In the global world we live in a language must be valued as a competitive advantage, a distinctive trait that singles out those that use it as well as those that are familiar with it, in an era more and more featured by uniformity and by the standardization of cultures.

It is thus time to reflect upon the better strategy to give value to this wealth which is our own, assuming the potential that the Portuguese language represents to the people who use it as their mother tongue, as their second language, or as their first foreign language.

Ladies and Gentlemen,

Through the common understanding of an idiom, distances become shorter, borders abate and relations amongst people are made easier.

Language is, equally, a tool to fight social inequalities, a means of communication in business relationships and also the primary condition to allow people an open mobility.

To provide it with impulse and dynamism is the responsibility of all the countries that have an interest in a greater projection of a common language. They must thus insist that it is present in all the means that in these days reflect interaction and knowledge, including digital.

Ladies and Gentlemen,

We all know that the Portuguese language has beauteous words. But, however beautiful these are, it is time to proceed from words to acts. The word is not enough to ensure its defence. The need is for material actions, palpable initiatives, so that, in the internal systems of each of the countries in which it is the maternal or official language, the correct usage and knowledge of spoken and written Portuguese is effectively promoted.

One of the higher stages of my visit to Mozambique in 1989, as Prime Minister, was the donation of a juridical library to the Minister for Justice and of some tens of thousands of books to the then Minister for Culture of Mozambique, my good friend present here, Luis Bernardo Honwana, included in the project for the creation of a Bibliographic Fund of Portuguese language, a Fund which is managed today, with a professionalism to which I pay tribute, by the Chancellor of the Polytechnic University, Professor Doctor Lourenço da Costa Rosário.

It is thus with great satisfaction that I ascertain the contribution that this project has provided, in Portuguese, to public access to information, science and culture.

This was a material initiative that CPLP extended to all Portuguese speaking countries. Just as I stated, language is made of words, but is defended with material actions.

Material actions which require, many times, an agreement between States that share a common interest.
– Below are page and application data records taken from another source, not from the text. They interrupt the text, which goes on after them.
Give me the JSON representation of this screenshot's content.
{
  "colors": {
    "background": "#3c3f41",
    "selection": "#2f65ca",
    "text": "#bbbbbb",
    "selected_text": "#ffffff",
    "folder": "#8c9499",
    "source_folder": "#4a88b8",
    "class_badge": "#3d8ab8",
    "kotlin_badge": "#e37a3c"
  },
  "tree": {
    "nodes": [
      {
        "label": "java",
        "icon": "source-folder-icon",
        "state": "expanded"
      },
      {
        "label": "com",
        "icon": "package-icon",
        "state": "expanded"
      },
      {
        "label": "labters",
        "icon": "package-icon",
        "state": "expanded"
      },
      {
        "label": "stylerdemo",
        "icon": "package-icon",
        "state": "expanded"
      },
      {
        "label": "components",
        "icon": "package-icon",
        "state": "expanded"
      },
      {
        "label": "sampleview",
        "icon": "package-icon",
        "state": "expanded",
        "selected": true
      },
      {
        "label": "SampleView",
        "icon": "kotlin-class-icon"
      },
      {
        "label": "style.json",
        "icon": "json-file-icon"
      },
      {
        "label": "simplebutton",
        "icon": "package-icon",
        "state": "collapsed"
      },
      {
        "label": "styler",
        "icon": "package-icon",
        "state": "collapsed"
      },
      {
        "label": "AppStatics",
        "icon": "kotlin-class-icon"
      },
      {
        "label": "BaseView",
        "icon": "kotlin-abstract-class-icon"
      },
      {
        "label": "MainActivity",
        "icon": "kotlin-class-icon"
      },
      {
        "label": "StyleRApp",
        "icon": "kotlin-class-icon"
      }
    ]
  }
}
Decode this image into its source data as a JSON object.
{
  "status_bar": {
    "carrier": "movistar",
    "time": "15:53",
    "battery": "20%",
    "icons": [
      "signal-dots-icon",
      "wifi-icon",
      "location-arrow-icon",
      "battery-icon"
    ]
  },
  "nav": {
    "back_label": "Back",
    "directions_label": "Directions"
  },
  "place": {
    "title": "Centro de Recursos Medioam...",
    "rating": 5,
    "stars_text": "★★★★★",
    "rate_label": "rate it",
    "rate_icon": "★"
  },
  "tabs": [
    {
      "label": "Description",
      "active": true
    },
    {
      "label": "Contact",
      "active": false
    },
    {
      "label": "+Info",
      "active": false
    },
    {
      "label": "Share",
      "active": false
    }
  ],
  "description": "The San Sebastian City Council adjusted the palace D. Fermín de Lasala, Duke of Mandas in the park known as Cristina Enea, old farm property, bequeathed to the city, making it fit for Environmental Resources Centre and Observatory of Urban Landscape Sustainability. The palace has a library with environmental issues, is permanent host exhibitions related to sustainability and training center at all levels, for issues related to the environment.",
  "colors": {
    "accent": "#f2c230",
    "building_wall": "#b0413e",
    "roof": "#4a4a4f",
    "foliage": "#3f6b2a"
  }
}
This is the case with the use of our language in the international institutions in which we are inserted.
We are thus facing a challenge which corresponds to a joint strategic interest, the result of which depends upon material actions that will only be successful should we act in agreement. Let us thus embrace it with enthusiasm and persistence.

Carrying out this Conference is, in itself, one of those moments when the word becomes materialized. For this reason I once again salute this initiative and wish you a day of productive labour.

Thank you very much.


© 2008 Presidency of the Portuguese Republic